Some folks wrote back, others didn't. But Wiggins found that it was gratifying to send snail mail regardless, and she continued her practice long after her resolution had been achieved. She realized too that there were some barriers to old-school communication; texting, for instance, didn't require a trip to the post office to buy stamps. Eager to make sending a little love via the post as easy as possible, she launched Sugar & Kiki, a postcard subscription service that provides everything you need to dash off some snail mail. (Kate's nickname is Kiki, and her dog's name is Julia Sugarbaker, after the Designing Women character of the same name--Sugar for short.)
Courtesy of Kate Wiggins Kate Wiggins with her dog, Sugar
"A postcard is a great entry point for those folks who feel a little overwhelmed by the prospect of being a snail mailer," says Wiggins. "I like to think that with postcards, they're complete at any length: You can write two words; you can squeeze in two paragraphs. "It's just a quick, 'Hey, I'm thinking of you' that really has an out-sized impact on the recipient."
For $9.95 a month, subscribers receive four postcards, four stamps, and a note-writing tip. The postcards are a mix of original designs, licensed artwork, and postcards sourced from other makers.
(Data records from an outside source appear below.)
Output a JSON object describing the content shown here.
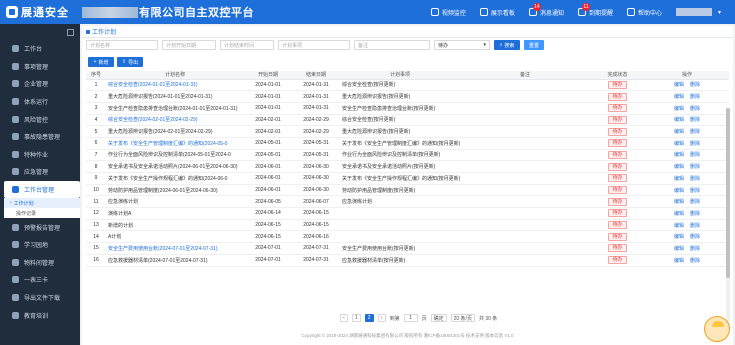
{
  "header": {
    "logo_text": "展通安全",
    "company_suffix": "有限公司自主双控平台",
    "nav": [
      {
        "label": "视频监控",
        "badge": ""
      },
      {
        "label": "展示看板",
        "badge": ""
      },
      {
        "label": "消息通知",
        "badge": "14"
      },
      {
        "label": "到期提醒",
        "badge": "11"
      },
      {
        "label": "帮助中心",
        "badge": ""
      }
    ]
  },
  "sidebar": {
    "items": [
      {
        "label": "工作台"
      },
      {
        "label": "事项管理"
      },
      {
        "label": "企业管理"
      },
      {
        "label": "体系运行"
      },
      {
        "label": "风险管控"
      },
      {
        "label": "事故隐患管理"
      },
      {
        "label": "特种作业"
      },
      {
        "label": "应急管理"
      },
      {
        "label": "工作台管理"
      }
    ],
    "sub_items": [
      {
        "label": "工作计划"
      },
      {
        "label": "操作记录"
      }
    ],
    "items_after": [
      {
        "label": "预警报告管理"
      },
      {
        "label": "学习园地"
      },
      {
        "label": "物料间管理"
      },
      {
        "label": "一表三卡"
      },
      {
        "label": "导出文件下载"
      },
      {
        "label": "教育培训"
      }
    ]
  },
  "main": {
    "tab_label": "工作计划",
    "filters": {
      "plan_name": "计划名称",
      "start_date": "计划开始日期",
      "end_date": "计划结束时间",
      "plan_item": "计划事项",
      "remark": "备注",
      "status": "待办",
      "search_label": "搜索",
      "reset_label": "重置"
    },
    "actions": {
      "add_label": "新增",
      "export_label": "导出"
    },
    "table": {
      "columns": [
        "序号",
        "计划名称",
        "开始日期",
        "结束日期",
        "计划事项",
        "备注",
        "完成状态",
        "操作"
      ],
      "rows": [
        {
          "no": "1",
          "name": "综合安全检查(2024-01-01至2024-01-31)",
          "start": "2024-01-01",
          "end": "2024-01-31",
          "item": "综合安全检查(按月更新)",
          "remark": "",
          "status": "待办",
          "link": true
        },
        {
          "no": "2",
          "name": "重大危险源辨识报告(2024-01-01至2024-01-31)",
          "start": "2024-01-01",
          "end": "2024-01-31",
          "item": "重大危险源辨识报告(按月更新)",
          "remark": "",
          "status": "待办",
          "link": false
        },
        {
          "no": "3",
          "name": "安全生产检查隐患排查治理台账(2024-01-01至2024-01-31)",
          "start": "2024-01-01",
          "end": "2024-01-31",
          "item": "安全生产检查隐患排查治理台账(按月更新)",
          "remark": "",
          "status": "待办",
          "link": false
        },
        {
          "no": "4",
          "name": "综合安全检查(2024-02-01至2024-02-29)",
          "start": "2024-02-01",
          "end": "2024-02-29",
          "item": "综合安全检查(按月更新)",
          "remark": "",
          "status": "待办",
          "link": true
        },
        {
          "no": "5",
          "name": "重大危险源辨识报告(2024-02-01至2024-02-29)",
          "start": "2024-02-01",
          "end": "2024-02-29",
          "item": "重大危险源辨识报告(按月更新)",
          "remark": "",
          "status": "待办",
          "link": false
        },
        {
          "no": "6",
          "name": "关于发布《安全生产管理制度汇编》的通知(2024-05-0",
          "start": "2024-05-01",
          "end": "2024-05-31",
          "item": "关于发布《安全生产管理制度汇编》的通知(按月更新)",
          "remark": "",
          "status": "待办",
          "link": true
        },
        {
          "no": "7",
          "name": "作业行为全面风险辨识及控制清单(2024-05-01至2024-0",
          "start": "2024-05-01",
          "end": "2024-05-31",
          "item": "作业行为全面风险辨识及控制清单(按月更新)",
          "remark": "",
          "status": "待办",
          "link": false
        },
        {
          "no": "8",
          "name": "安全承诺书及安全承诺活动照片(2024-06-01至2024-06-30)",
          "start": "2024-06-01",
          "end": "2024-06-30",
          "item": "安全承诺书及安全承诺活动照片(按月更新)",
          "remark": "",
          "status": "待办",
          "link": false
        },
        {
          "no": "9",
          "name": "关于发布《安全生产操作规程汇编》的通知(2024-06-0",
          "start": "2024-06-01",
          "end": "2024-06-30",
          "item": "关于发布《安全生产操作规程汇编》的通知(按月更新)",
          "remark": "",
          "status": "待办",
          "link": false
        },
        {
          "no": "10",
          "name": "劳动防护用品管理制度(2024-06-01至2024-06-30)",
          "start": "2024-06-01",
          "end": "2024-06-30",
          "item": "劳动防护用品管理制度(按月更新)",
          "remark": "",
          "status": "待办",
          "link": false
        },
        {
          "no": "11",
          "name": "应急演练计划",
          "start": "2024-06-05",
          "end": "2024-06-07",
          "item": "应急演练计划",
          "remark": "",
          "status": "待办",
          "link": false
        },
        {
          "no": "12",
          "name": "演练计划A",
          "start": "2024-06-14",
          "end": "2024-06-15",
          "item": "",
          "remark": "",
          "status": "待办",
          "link": false
        },
        {
          "no": "13",
          "name": "新增的计划",
          "start": "2024-06-15",
          "end": "2024-06-15",
          "item": "",
          "remark": "",
          "status": "待办",
          "link": false
        },
        {
          "no": "14",
          "name": "A计划",
          "start": "2024-06-15",
          "end": "2024-06-16",
          "item": "",
          "remark": "",
          "status": "待办",
          "link": false
        },
        {
          "no": "15",
          "name": "安全生产费用使用台账(2024-07-01至2024-07-31)",
          "start": "2024-07-01",
          "end": "2024-07-31",
          "item": "安全生产费用使用台账(按月更新)",
          "remark": "",
          "status": "待办",
          "link": true
        },
        {
          "no": "16",
          "name": "应急救援器材清单(2024-07-01至2024-07-31)",
          "start": "2024-07-01",
          "end": "2024-07-31",
          "item": "应急救援器材清单(按月更新)",
          "remark": "",
          "status": "待办",
          "link": false
        }
      ],
      "op_edit": "编辑",
      "op_delete": "删除"
    },
    "pagination": {
      "prev": "‹",
      "pages": [
        "1",
        "2"
      ],
      "current": "2",
      "next": "›",
      "goto_label": "到第",
      "goto_value": "1",
      "page_unit": "页",
      "confirm": "确定",
      "page_size": "20 条/页",
      "total": "共 30 条"
    },
    "footer": "Copyright © 2019-2024 湖南展通科技集团有限公司 版权所有 湘ICP备19004301号 技术支持 版本信息 V1.0"
  }
}
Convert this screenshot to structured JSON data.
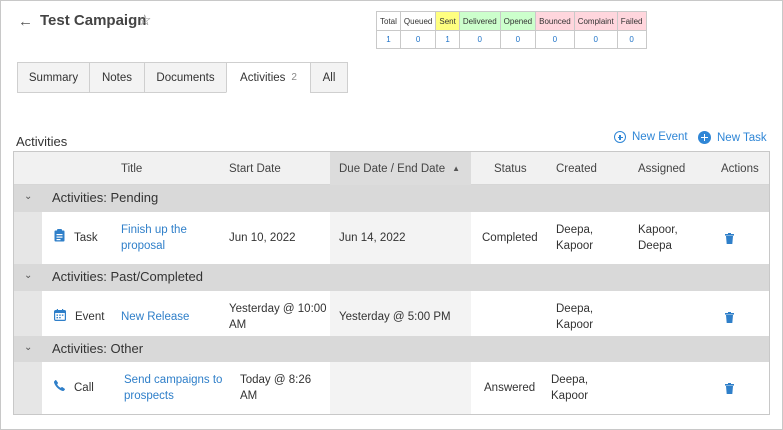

Whenever new subscribers sign up, Wiggins asks them to share a little about themselves and their interests so that she can thoughtfully curate each month of postcards. "I get great lists from people," she says. "Maybe they love '80s movies, or they're obsessed with coffee, or they want to have at least one 'get well soon' card a month." If they don't like one of the postcards that they're sent, they can always trade it for a new one (though she notes that nobody has taken her up on it yet). That's because Sugar & Kiki is in the business of spreading joy.
"I talked to a woman whose mother had bought a subscription and passed away a few months later," says Wiggins. "As we were connecting and I transferred the subscription over to the daughter, she told me, 'My mom decided to reach back out to high school friends that she had totally fallen out of contact with, and it just makes me so happy to know that in the last months of her life, she was able to reconnect with people who had been really important in an earlier chapter of her life.'"
And after the past year and a half, when the COVID-19 pandemic left so many feeling isolated and alone, human connection is more important than ever, says Wiggins.
"We can't always rely on the easy ways to connect with each other, like running into somebody in the grocery store," she says. "Putting pen to paper shows a real intention behind the desire to connect. There's something special about receiving something tactile and lasting."
WATCH: What to Write in a Baby Shower Card